‘Then how about here?’ said Sid, pointing to what seemed a random spot on the vast West Siberian Plain. It was wetland or bog at Semiozorki, on the right bank of the River Tom, bordered by scrub and woodland, west of the road from Seversk to the village of Nstsi Sputnik, about 20 km north west of Tomsk.
Here? What for?
‘Somewhere we can annex. Putin will never guess we might do it in Asian Russia. He’ll be too busy worrying about how to promote Zaporizhia or Mariupol as holiday destinations for adventure-seeking Muscovites. Absolute sucker punch. He probably hasn’t heard of Semiozorki, and no-one uses this land apart from wildfowl and kids from Seversk who manage to nick some vodka and borrow dad’s car. Mind you, Mr P will know about Seversk itself, because he keeps a load of his nuclear warheads there.’
(We discussed for a while whether teenage escape for booze and sex was more alluring than usual when you lived in a closed city like Seversk, with few visiting innocents to prey on.)
I asked Sid if he had in mind a big decree-signing event on TV or YouTube? Long red carpet, stony-faced, cowed audience, a rant from the lectern? Scripted by Armando Iannucci, I suggested.
‘Nothing so crass. We’ll just write a polite letter to Andrei Kelin.’
I must have looked blank at the man’s name.
‘Come on, Dave, Andrei Kelin, Russian ambassador. You and I write to him specifying our annexation, and justifying it on the grounds of long overdue inheritance.’
Er … why include me?
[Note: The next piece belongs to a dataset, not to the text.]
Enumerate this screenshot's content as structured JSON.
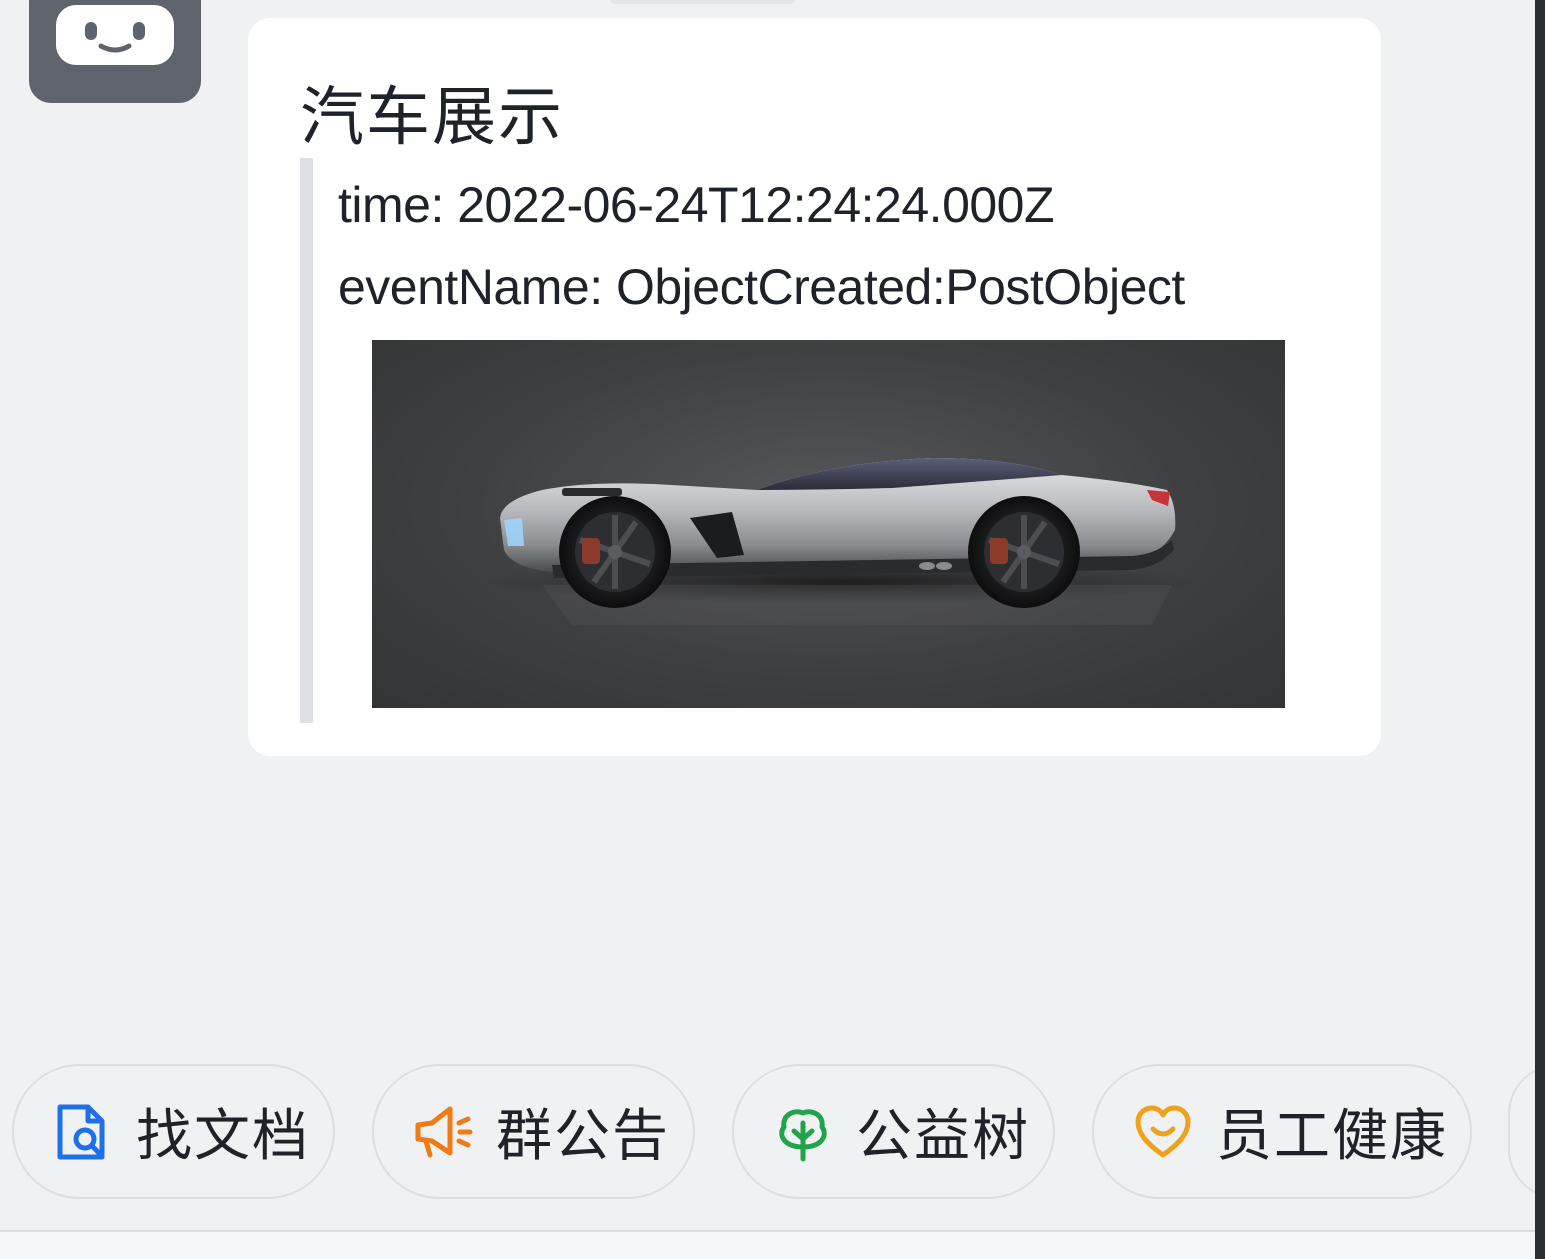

‘Tradition has it that a sub-group of Celts – some of your lot, Dave – came to Britain the long way round. Some of the Celtic women having, let’s say, intermingled with the locals, travelled west bearing offspring with inheritance rights to parts of what is now the Tomsk Oblast. In Putin’s view of history, that makes a cast iron case.’
Sid chose a circle of land 1.13 km in diameter, centred on Latitude 56.653, Longitude 84.767. It might still be a touch radioactive from a few decades ago, but has no dwellings, and therefore no need for a referendum according to his legal advisor, his sister-in-law Khrystyna from Lviv.
Dear old Sid is convinced the annexation will pose tricky questions for Mr Kelin as the high representative of the Russian Federation. The man always has a smile on his face when he’s interviewed, so he’ll probably try to make a joke of this too. A good line for him would be that the area requires development (he won’t mention the two-headed frogs and the need for decontamination), and are we going to come up with the funds? But when we say yes* and that there’s 10% in it for him, even he will blush and say you can’t just claim a part of someone else’s country. Then we’ve got him. He’ll probably be recalled to Moscow. But he might just ask Suella Braverman for asylum, having taken a shine to London. In a year, he could be a pundit on Newsnight. You can hear Kirsty: ‘Thank you for coming on the programme again, Andrei. How do you think your old boss, President Putin, will respond to the latest mass annexation of the Russian countryside by the British public, now more than 54,000 lots at 100 hectares each?’
Sid and Khrystyna are drafting the letter now.
* Crossing our fingers that the lottery comes up